Copy the data below exactly, but not the pictures it contains.

Data items:
______________________________

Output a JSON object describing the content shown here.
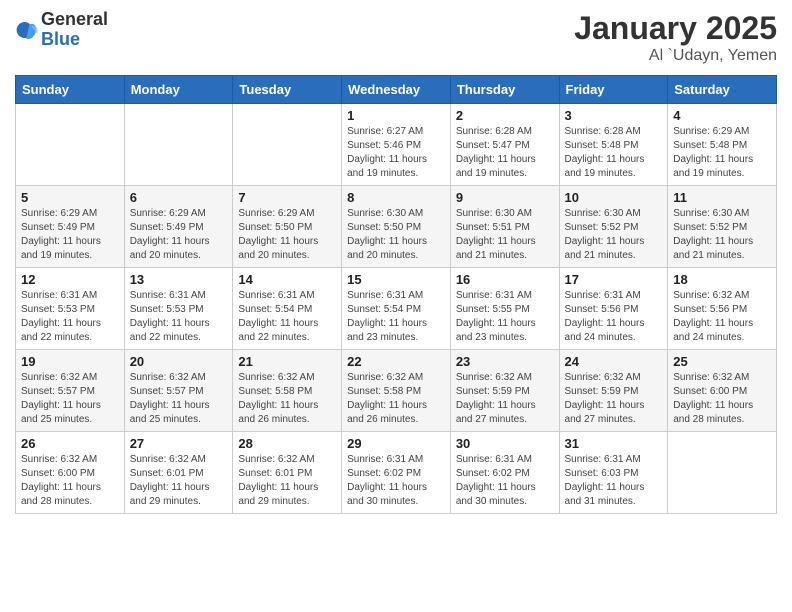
{
  "logo": {
    "general": "General",
    "blue": "Blue"
  },
  "title": "January 2025",
  "subtitle": "Al `Udayn, Yemen",
  "days_of_week": [
    "Sunday",
    "Monday",
    "Tuesday",
    "Wednesday",
    "Thursday",
    "Friday",
    "Saturday"
  ],
  "weeks": [
    [
      {
        "day": "",
        "info": ""
      },
      {
        "day": "",
        "info": ""
      },
      {
        "day": "",
        "info": ""
      },
      {
        "day": "1",
        "info": "Sunrise: 6:27 AM\nSunset: 5:46 PM\nDaylight: 11 hours and 19 minutes."
      },
      {
        "day": "2",
        "info": "Sunrise: 6:28 AM\nSunset: 5:47 PM\nDaylight: 11 hours and 19 minutes."
      },
      {
        "day": "3",
        "info": "Sunrise: 6:28 AM\nSunset: 5:48 PM\nDaylight: 11 hours and 19 minutes."
      },
      {
        "day": "4",
        "info": "Sunrise: 6:29 AM\nSunset: 5:48 PM\nDaylight: 11 hours and 19 minutes."
      }
    ],
    [
      {
        "day": "5",
        "info": "Sunrise: 6:29 AM\nSunset: 5:49 PM\nDaylight: 11 hours and 19 minutes."
      },
      {
        "day": "6",
        "info": "Sunrise: 6:29 AM\nSunset: 5:49 PM\nDaylight: 11 hours and 20 minutes."
      },
      {
        "day": "7",
        "info": "Sunrise: 6:29 AM\nSunset: 5:50 PM\nDaylight: 11 hours and 20 minutes."
      },
      {
        "day": "8",
        "info": "Sunrise: 6:30 AM\nSunset: 5:50 PM\nDaylight: 11 hours and 20 minutes."
      },
      {
        "day": "9",
        "info": "Sunrise: 6:30 AM\nSunset: 5:51 PM\nDaylight: 11 hours and 21 minutes."
      },
      {
        "day": "10",
        "info": "Sunrise: 6:30 AM\nSunset: 5:52 PM\nDaylight: 11 hours and 21 minutes."
      },
      {
        "day": "11",
        "info": "Sunrise: 6:30 AM\nSunset: 5:52 PM\nDaylight: 11 hours and 21 minutes."
      }
    ],
    [
      {
        "day": "12",
        "info": "Sunrise: 6:31 AM\nSunset: 5:53 PM\nDaylight: 11 hours and 22 minutes."
      },
      {
        "day": "13",
        "info": "Sunrise: 6:31 AM\nSunset: 5:53 PM\nDaylight: 11 hours and 22 minutes."
      },
      {
        "day": "14",
        "info": "Sunrise: 6:31 AM\nSunset: 5:54 PM\nDaylight: 11 hours and 22 minutes."
      },
      {
        "day": "15",
        "info": "Sunrise: 6:31 AM\nSunset: 5:54 PM\nDaylight: 11 hours and 23 minutes."
      },
      {
        "day": "16",
        "info": "Sunrise: 6:31 AM\nSunset: 5:55 PM\nDaylight: 11 hours and 23 minutes."
      },
      {
        "day": "17",
        "info": "Sunrise: 6:31 AM\nSunset: 5:56 PM\nDaylight: 11 hours and 24 minutes."
      },
      {
        "day": "18",
        "info": "Sunrise: 6:32 AM\nSunset: 5:56 PM\nDaylight: 11 hours and 24 minutes."
      }
    ],
    [
      {
        "day": "19",
        "info": "Sunrise: 6:32 AM\nSunset: 5:57 PM\nDaylight: 11 hours and 25 minutes."
      },
      {
        "day": "20",
        "info": "Sunrise: 6:32 AM\nSunset: 5:57 PM\nDaylight: 11 hours and 25 minutes."
      },
      {
        "day": "21",
        "info": "Sunrise: 6:32 AM\nSunset: 5:58 PM\nDaylight: 11 hours and 26 minutes."
      },
      {
        "day": "22",
        "info": "Sunrise: 6:32 AM\nSunset: 5:58 PM\nDaylight: 11 hours and 26 minutes."
      },
      {
        "day": "23",
        "info": "Sunrise: 6:32 AM\nSunset: 5:59 PM\nDaylight: 11 hours and 27 minutes."
      },
      {
        "day": "24",
        "info": "Sunrise: 6:32 AM\nSunset: 5:59 PM\nDaylight: 11 hours and 27 minutes."
      },
      {
        "day": "25",
        "info": "Sunrise: 6:32 AM\nSunset: 6:00 PM\nDaylight: 11 hours and 28 minutes."
      }
    ],
    [
      {
        "day": "26",
        "info": "Sunrise: 6:32 AM\nSunset: 6:00 PM\nDaylight: 11 hours and 28 minutes."
      },
      {
        "day": "27",
        "info": "Sunrise: 6:32 AM\nSunset: 6:01 PM\nDaylight: 11 hours and 29 minutes."
      },
      {
        "day": "28",
        "info": "Sunrise: 6:32 AM\nSunset: 6:01 PM\nDaylight: 11 hours and 29 minutes."
      },
      {
        "day": "29",
        "info": "Sunrise: 6:31 AM\nSunset: 6:02 PM\nDaylight: 11 hours and 30 minutes."
      },
      {
        "day": "30",
        "info": "Sunrise: 6:31 AM\nSunset: 6:02 PM\nDaylight: 11 hours and 30 minutes."
      },
      {
        "day": "31",
        "info": "Sunrise: 6:31 AM\nSunset: 6:03 PM\nDaylight: 11 hours and 31 minutes."
      },
      {
        "day": "",
        "info": ""
      }
    ]
  ]
}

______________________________

Response to the task.
Output a JSON object describing the content shown here.
{
  "logo": {
    "general": "General",
    "blue": "Blue"
  },
  "title": "January 2025",
  "subtitle": "Al `Udayn, Yemen",
  "days_of_week": [
    "Sunday",
    "Monday",
    "Tuesday",
    "Wednesday",
    "Thursday",
    "Friday",
    "Saturday"
  ],
  "weeks": [
    [
      {
        "day": "",
        "info": ""
      },
      {
        "day": "",
        "info": ""
      },
      {
        "day": "",
        "info": ""
      },
      {
        "day": "1",
        "info": "Sunrise: 6:27 AM\nSunset: 5:46 PM\nDaylight: 11 hours and 19 minutes."
      },
      {
        "day": "2",
        "info": "Sunrise: 6:28 AM\nSunset: 5:47 PM\nDaylight: 11 hours and 19 minutes."
      },
      {
        "day": "3",
        "info": "Sunrise: 6:28 AM\nSunset: 5:48 PM\nDaylight: 11 hours and 19 minutes."
      },
      {
        "day": "4",
        "info": "Sunrise: 6:29 AM\nSunset: 5:48 PM\nDaylight: 11 hours and 19 minutes."
      }
    ],
    [
      {
        "day": "5",
        "info": "Sunrise: 6:29 AM\nSunset: 5:49 PM\nDaylight: 11 hours and 19 minutes."
      },
      {
        "day": "6",
        "info": "Sunrise: 6:29 AM\nSunset: 5:49 PM\nDaylight: 11 hours and 20 minutes."
      },
      {
        "day": "7",
        "info": "Sunrise: 6:29 AM\nSunset: 5:50 PM\nDaylight: 11 hours and 20 minutes."
      },
      {
        "day": "8",
        "info": "Sunrise: 6:30 AM\nSunset: 5:50 PM\nDaylight: 11 hours and 20 minutes."
      },
      {
        "day": "9",
        "info": "Sunrise: 6:30 AM\nSunset: 5:51 PM\nDaylight: 11 hours and 21 minutes."
      },
      {
        "day": "10",
        "info": "Sunrise: 6:30 AM\nSunset: 5:52 PM\nDaylight: 11 hours and 21 minutes."
      },
      {
        "day": "11",
        "info": "Sunrise: 6:30 AM\nSunset: 5:52 PM\nDaylight: 11 hours and 21 minutes."
      }
    ],
    [
      {
        "day": "12",
        "info": "Sunrise: 6:31 AM\nSunset: 5:53 PM\nDaylight: 11 hours and 22 minutes."
      },
      {
        "day": "13",
        "info": "Sunrise: 6:31 AM\nSunset: 5:53 PM\nDaylight: 11 hours and 22 minutes."
      },
      {
        "day": "14",
        "info": "Sunrise: 6:31 AM\nSunset: 5:54 PM\nDaylight: 11 hours and 22 minutes."
      },
      {
        "day": "15",
        "info": "Sunrise: 6:31 AM\nSunset: 5:54 PM\nDaylight: 11 hours and 23 minutes."
      },
      {
        "day": "16",
        "info": "Sunrise: 6:31 AM\nSunset: 5:55 PM\nDaylight: 11 hours and 23 minutes."
      },
      {
        "day": "17",
        "info": "Sunrise: 6:31 AM\nSunset: 5:56 PM\nDaylight: 11 hours and 24 minutes."
      },
      {
        "day": "18",
        "info": "Sunrise: 6:32 AM\nSunset: 5:56 PM\nDaylight: 11 hours and 24 minutes."
      }
    ],
    [
      {
        "day": "19",
        "info": "Sunrise: 6:32 AM\nSunset: 5:57 PM\nDaylight: 11 hours and 25 minutes."
      },
      {
        "day": "20",
        "info": "Sunrise: 6:32 AM\nSunset: 5:57 PM\nDaylight: 11 hours and 25 minutes."
      },
      {
        "day": "21",
        "info": "Sunrise: 6:32 AM\nSunset: 5:58 PM\nDaylight: 11 hours and 26 minutes."
      },
      {
        "day": "22",
        "info": "Sunrise: 6:32 AM\nSunset: 5:58 PM\nDaylight: 11 hours and 26 minutes."
      },
      {
        "day": "23",
        "info": "Sunrise: 6:32 AM\nSunset: 5:59 PM\nDaylight: 11 hours and 27 minutes."
      },
      {
        "day": "24",
        "info": "Sunrise: 6:32 AM\nSunset: 5:59 PM\nDaylight: 11 hours and 27 minutes."
      },
      {
        "day": "25",
        "info": "Sunrise: 6:32 AM\nSunset: 6:00 PM\nDaylight: 11 hours and 28 minutes."
      }
    ],
    [
      {
        "day": "26",
        "info": "Sunrise: 6:32 AM\nSunset: 6:00 PM\nDaylight: 11 hours and 28 minutes."
      },
      {
        "day": "27",
        "info": "Sunrise: 6:32 AM\nSunset: 6:01 PM\nDaylight: 11 hours and 29 minutes."
      },
      {
        "day": "28",
        "info": "Sunrise: 6:32 AM\nSunset: 6:01 PM\nDaylight: 11 hours and 29 minutes."
      },
      {
        "day": "29",
        "info": "Sunrise: 6:31 AM\nSunset: 6:02 PM\nDaylight: 11 hours and 30 minutes."
      },
      {
        "day": "30",
        "info": "Sunrise: 6:31 AM\nSunset: 6:02 PM\nDaylight: 11 hours and 30 minutes."
      },
      {
        "day": "31",
        "info": "Sunrise: 6:31 AM\nSunset: 6:03 PM\nDaylight: 11 hours and 31 minutes."
      },
      {
        "day": "",
        "info": ""
      }
    ]
  ]
}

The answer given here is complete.